He was nonetheless tried and convicted in Austria for his unsuccessful December and January attempts and then extradited to Hungary on condition that he not be executed. (Austria has a long history of opposition to capital punishment having first outlawed the practice—though it was later reinstituted—as early as 1787). In his Hungarian trial he was found guilty of murder in connection with the Vienna Express crash and sentenced to death. But because of the agreement between Hungary and Austria, his sentence was commuted to life imprisonment.
Matuska was imprisoned in northern Hungary at Vac but disappeared from there in 1944 as World War II raged in Europe and Russian forces pushed west into Germany and German-occupied territory. What happened to him after that is open to speculation. The Russian army may have used him as an explosives expert in the remaining months of the war, as some investigators have claimed.

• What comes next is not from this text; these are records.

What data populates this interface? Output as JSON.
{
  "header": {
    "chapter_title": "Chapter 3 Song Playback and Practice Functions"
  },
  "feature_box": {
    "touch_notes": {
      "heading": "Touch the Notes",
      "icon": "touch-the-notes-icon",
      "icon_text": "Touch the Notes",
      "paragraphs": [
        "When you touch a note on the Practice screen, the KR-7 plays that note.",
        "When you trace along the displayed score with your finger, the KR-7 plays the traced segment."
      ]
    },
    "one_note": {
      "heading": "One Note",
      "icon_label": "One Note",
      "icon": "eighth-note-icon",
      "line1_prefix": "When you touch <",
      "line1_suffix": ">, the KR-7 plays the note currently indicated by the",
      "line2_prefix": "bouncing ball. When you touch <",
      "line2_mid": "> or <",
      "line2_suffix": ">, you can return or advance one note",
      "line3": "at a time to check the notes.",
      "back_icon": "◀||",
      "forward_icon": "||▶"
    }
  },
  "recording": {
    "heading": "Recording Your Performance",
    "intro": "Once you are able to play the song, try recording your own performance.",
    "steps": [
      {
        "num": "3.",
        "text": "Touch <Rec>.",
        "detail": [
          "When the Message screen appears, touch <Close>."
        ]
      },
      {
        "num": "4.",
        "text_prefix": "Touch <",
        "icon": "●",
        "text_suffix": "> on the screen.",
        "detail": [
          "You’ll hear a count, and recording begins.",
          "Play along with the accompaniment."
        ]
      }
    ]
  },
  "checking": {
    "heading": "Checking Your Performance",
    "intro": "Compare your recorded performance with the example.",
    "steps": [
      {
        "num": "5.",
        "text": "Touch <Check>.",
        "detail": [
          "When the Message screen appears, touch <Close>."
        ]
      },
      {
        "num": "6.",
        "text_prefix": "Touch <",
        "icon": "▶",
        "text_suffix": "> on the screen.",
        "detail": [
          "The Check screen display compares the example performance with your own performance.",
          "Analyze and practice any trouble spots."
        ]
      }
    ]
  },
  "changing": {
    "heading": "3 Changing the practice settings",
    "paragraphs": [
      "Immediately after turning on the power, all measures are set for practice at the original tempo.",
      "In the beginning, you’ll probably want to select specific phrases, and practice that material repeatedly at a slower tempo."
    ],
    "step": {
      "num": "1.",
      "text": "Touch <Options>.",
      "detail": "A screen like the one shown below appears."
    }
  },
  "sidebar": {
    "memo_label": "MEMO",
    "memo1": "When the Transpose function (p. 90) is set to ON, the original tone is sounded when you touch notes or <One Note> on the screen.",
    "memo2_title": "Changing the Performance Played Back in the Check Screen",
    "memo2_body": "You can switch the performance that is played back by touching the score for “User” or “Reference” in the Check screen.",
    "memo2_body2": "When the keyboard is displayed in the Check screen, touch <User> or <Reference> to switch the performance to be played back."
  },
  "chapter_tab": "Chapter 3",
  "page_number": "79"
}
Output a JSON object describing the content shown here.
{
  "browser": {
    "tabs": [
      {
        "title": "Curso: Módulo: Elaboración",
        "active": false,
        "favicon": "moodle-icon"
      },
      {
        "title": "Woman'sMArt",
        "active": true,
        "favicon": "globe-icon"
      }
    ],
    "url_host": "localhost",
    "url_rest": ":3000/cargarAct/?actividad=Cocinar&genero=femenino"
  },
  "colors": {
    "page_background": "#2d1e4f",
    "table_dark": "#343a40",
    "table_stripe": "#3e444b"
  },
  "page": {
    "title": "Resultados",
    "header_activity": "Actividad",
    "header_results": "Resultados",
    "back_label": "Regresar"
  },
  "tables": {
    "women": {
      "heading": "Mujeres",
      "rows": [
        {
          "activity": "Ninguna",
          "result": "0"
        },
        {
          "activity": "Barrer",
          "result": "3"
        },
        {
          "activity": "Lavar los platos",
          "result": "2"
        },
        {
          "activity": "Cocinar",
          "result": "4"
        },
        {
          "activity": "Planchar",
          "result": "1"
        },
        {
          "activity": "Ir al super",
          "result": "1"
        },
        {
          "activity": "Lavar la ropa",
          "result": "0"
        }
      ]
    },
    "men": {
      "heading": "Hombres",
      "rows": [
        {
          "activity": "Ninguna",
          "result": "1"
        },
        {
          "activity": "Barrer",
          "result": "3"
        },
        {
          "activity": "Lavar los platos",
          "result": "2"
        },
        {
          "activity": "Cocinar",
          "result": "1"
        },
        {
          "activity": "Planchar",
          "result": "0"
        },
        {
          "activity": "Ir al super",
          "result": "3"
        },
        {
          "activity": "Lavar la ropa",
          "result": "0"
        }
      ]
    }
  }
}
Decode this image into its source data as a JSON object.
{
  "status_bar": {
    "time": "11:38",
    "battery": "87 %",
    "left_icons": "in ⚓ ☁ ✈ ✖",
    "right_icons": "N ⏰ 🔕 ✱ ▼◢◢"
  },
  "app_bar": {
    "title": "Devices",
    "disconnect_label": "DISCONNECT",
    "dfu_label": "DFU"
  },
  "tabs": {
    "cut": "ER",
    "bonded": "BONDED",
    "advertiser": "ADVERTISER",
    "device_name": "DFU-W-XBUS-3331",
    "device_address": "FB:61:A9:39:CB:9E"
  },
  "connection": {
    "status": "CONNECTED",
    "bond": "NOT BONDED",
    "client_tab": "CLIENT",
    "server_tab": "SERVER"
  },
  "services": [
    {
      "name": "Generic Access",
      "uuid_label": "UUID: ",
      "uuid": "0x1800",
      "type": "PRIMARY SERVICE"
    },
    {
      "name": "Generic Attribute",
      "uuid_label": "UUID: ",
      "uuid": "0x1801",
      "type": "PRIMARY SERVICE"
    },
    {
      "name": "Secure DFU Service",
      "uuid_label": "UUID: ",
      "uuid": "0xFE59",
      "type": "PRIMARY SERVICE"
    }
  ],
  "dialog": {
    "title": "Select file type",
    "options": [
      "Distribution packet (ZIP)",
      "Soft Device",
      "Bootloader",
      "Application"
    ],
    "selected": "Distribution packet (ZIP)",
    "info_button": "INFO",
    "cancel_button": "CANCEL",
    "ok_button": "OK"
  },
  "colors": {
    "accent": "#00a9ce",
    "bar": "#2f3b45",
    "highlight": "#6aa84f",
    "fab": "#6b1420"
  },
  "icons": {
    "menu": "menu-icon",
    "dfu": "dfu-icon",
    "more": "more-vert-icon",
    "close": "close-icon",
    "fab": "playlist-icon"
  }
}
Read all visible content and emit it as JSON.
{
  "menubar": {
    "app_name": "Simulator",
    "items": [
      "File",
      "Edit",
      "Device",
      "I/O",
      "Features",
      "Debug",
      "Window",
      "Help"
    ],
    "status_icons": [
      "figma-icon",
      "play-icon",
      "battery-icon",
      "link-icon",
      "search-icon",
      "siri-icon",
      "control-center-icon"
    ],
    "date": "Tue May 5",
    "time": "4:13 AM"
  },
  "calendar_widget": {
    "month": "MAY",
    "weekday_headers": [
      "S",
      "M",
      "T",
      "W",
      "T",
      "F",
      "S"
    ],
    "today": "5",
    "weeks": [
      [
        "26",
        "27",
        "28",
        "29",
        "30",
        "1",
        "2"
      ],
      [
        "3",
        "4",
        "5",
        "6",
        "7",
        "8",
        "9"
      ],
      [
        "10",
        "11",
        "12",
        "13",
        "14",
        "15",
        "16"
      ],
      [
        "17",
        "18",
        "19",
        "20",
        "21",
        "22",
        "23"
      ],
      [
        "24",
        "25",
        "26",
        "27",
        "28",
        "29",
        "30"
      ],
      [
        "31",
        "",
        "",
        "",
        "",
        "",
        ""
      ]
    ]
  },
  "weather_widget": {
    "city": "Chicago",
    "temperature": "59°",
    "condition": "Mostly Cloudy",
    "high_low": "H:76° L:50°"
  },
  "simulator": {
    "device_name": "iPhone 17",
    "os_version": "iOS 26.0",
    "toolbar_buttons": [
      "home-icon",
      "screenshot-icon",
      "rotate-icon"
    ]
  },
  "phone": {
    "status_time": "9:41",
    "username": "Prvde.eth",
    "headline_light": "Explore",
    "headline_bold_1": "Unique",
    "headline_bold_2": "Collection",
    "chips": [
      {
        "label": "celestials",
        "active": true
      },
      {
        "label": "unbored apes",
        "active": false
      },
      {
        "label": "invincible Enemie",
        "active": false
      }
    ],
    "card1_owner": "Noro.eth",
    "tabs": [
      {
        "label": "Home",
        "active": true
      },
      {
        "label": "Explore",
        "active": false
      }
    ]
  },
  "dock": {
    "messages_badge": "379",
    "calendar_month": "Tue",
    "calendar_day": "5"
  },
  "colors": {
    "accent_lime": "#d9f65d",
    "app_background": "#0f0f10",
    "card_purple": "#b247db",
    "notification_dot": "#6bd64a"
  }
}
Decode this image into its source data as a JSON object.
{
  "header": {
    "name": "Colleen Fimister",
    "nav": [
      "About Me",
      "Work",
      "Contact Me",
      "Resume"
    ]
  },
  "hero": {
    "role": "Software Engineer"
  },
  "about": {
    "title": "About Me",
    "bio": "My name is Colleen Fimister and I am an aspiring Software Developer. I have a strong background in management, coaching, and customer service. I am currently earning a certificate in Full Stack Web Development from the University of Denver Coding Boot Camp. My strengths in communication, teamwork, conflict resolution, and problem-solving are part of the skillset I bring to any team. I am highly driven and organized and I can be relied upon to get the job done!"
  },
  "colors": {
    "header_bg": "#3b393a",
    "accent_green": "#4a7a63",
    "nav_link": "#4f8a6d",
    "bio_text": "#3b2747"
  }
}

Unsupported rumors circulated that he was later involved in work with the Chinese communists during the Korean War. In other reports he returned to Hungary under a false name in the 1970’s, and he may have been part of a right-wing Hungary officers’ association that arranged his escape from the Vac prison. Some people also claim he was a long-serving Russian agent that had been planted in Hungary years earlier. Any of these possibilities, if true, have never been definitely determined.
Matuska was never recaptured. His fate remains as unclear as the motives behind his actions. Despite his possible political connections and the apparent mental illness of his later statements, modern researchers have also suggested Matuska suffered from symphorophilia, a condition that involves arousal when staging and watching disasters. The term was created by psychologist and author John William Money who wrote that the illness may be more widespread than initially assumed. “For those members of the general public who have a touch of sadomasochism in them,” Money wrote, “disaster as an unrehearsed event is often a large part of the appeal of entertainment stunts and sports, from the circus to stock-car racing.” Matuska may have had more than “a touch of sadomasochism” in him and could have suffered from symphorophilia.
Modern phycologists could diagnose Matuska with having mental illness. His reported involvement with communist causes in Europe and Asia added to his folklore. Many people still suggest he was making a political statement with his train derailments in addition to getting a sexual thrill out of the resulting mayhem. But in the end, as one researcher wrote, “No one will ever know if Szilveszter Matuska started out a political extremist and developed a taste for the chaos and destruction.” Or, as appears to be the case, “was a complete madman.” In truth, he was probably all those things.